◆ SUPPLIED INFORMATION
....
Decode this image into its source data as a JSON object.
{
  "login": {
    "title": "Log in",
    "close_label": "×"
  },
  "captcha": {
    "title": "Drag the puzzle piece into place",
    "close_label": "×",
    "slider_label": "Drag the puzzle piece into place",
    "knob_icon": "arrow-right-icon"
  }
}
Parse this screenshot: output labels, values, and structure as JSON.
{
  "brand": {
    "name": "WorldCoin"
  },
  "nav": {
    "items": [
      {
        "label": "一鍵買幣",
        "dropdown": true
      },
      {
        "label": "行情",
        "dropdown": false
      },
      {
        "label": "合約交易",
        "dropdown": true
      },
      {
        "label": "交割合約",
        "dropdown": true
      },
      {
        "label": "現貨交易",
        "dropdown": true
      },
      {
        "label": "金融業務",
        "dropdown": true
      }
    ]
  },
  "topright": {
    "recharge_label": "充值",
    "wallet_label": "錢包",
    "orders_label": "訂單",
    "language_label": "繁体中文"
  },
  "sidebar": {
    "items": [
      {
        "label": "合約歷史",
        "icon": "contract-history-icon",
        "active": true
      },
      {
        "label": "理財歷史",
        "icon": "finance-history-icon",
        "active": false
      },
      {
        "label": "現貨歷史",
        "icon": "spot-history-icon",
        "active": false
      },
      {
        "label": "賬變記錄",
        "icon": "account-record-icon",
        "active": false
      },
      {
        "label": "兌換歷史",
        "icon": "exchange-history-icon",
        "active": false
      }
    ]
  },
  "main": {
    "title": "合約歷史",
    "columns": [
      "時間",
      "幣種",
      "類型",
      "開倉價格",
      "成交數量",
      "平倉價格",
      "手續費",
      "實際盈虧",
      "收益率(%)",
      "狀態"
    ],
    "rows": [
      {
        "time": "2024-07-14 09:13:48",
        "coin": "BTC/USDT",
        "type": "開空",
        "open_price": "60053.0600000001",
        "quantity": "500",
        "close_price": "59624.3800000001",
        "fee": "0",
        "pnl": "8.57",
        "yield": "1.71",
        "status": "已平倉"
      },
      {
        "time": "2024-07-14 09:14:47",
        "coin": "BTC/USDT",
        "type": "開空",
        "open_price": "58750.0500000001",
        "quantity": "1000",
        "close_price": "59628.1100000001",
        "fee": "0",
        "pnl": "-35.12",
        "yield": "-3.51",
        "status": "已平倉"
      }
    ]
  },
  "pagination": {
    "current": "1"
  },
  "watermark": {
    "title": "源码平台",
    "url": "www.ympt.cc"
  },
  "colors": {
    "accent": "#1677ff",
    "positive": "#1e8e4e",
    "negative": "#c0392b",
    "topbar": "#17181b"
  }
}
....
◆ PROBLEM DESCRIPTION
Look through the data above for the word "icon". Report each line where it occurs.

◆ ANSWER SECTION
    "knob_icon": "arrow-right-icon"
        "icon": "contract-history-icon",
        "icon": "finance-history-icon",
        "icon": "spot-history-icon",
        "icon": "account-record-icon",
        "icon": "exchange-history-icon",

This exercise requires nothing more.